New Study Finds Career Colleges Poised to Make Significant Contribution in Filling IT, Engineering and Healthcare Worker Shortages in U.S.
According to the U.S. Department of Labor, in the next decade nearly two-thirds of the estimated 15.6 million new jobs created in the U.S. will be in occupations requiring some postsecondary education or considerable on-the-job training. Secretary of Labor Elaine Chao recently acknowledged that the U.S. will need to fill job openings for nearly 3 million healthcare professionals and over 950,000 engineers. The Imagine America Foundation’s recent study found that career colleges are poised to make a significant impact in filling America’s skilled worker shortage, specifically in the job shortage areas of information technology, engineering and allied health.
The report, Filling America’s Skilled Worker Shortage: The Role of Career Colleges, provides a comprehensive review of the U.S. labor force skills shortage by industry, and the role of the nation’s nearly 2,900 career colleges in meeting the high-demand for occupations in health professions, business management, computer and information systems, education, communications technologies, and legal profession and studies. The report asserts that career colleges could fill approximately 22 percent of the job openings in these areas in the U.S. Notable findings in the study are the following:
IT & Engineering

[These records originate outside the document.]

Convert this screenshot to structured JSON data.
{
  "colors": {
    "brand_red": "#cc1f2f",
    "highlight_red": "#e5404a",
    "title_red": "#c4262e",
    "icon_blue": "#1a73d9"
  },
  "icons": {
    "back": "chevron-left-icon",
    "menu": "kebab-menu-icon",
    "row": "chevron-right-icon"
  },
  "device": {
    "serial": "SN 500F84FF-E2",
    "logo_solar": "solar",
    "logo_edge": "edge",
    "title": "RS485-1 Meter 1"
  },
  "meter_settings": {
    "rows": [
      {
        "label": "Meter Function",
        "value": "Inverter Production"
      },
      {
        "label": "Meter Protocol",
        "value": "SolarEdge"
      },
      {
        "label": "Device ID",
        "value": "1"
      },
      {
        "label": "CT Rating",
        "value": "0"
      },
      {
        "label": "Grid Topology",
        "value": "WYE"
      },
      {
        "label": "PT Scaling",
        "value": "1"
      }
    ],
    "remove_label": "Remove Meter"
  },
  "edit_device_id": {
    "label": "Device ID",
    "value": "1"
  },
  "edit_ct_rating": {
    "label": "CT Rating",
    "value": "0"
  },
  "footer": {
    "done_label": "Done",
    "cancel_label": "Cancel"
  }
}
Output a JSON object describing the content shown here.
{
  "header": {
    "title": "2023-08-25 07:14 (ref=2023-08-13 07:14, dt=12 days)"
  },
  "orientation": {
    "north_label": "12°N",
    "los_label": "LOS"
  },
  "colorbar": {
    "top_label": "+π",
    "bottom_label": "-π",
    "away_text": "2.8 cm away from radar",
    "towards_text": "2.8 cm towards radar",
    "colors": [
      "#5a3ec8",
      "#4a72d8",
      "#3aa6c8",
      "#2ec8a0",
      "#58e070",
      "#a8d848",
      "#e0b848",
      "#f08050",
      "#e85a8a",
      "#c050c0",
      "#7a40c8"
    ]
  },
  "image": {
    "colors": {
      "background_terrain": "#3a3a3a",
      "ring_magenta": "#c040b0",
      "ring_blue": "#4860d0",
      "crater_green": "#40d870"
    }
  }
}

- Career colleges produce graduates who could fill approximately 24 percent of the 35,000 annual job openings needed for network systems and data communications analysts;
- Career colleges produce graduates who could fill approximately 18 percent of the 31,000 annual job openings for computer and information systems managers; and
- Career colleges produce graduates who could fill approximately 47 percent of the 13,000 annual job openings needed for electrical engineering technicians.
- Career colleges produce graduates who could fill approximately 18 percent of the 31,000 annual job openings needed for licensed practical nurses;
- Career college programs play an integral role in training future health management professionals, graduating students who are able to fill 51 percent of the 9,000 annual openings for medical and health service managers;
- Career college training programs are responsible for graduating more than 10,000 aspiring pharmacy aides and technicians each year, which accounts for 55 percent of the estimated 19,000 annual job openings; and
- Each year career colleges graduate enough students to satisfy 43 percent of the 7,000 annual job openings for radiologic technologists and technicians.
Filling America’s Skilled Worker Shortage: The Role of Career Colleges was compiled for the Imagine America Foundation by Eduventures, Inc. The study draws upon data from the U.S. Department of Education, National Center for Education Statistics, Bureau of Labor Statistics and the Census Bureau. To learn more about ordering your copy for half price, email the Foundation at firstname.lastname@example.org and mention code "Skills2008"!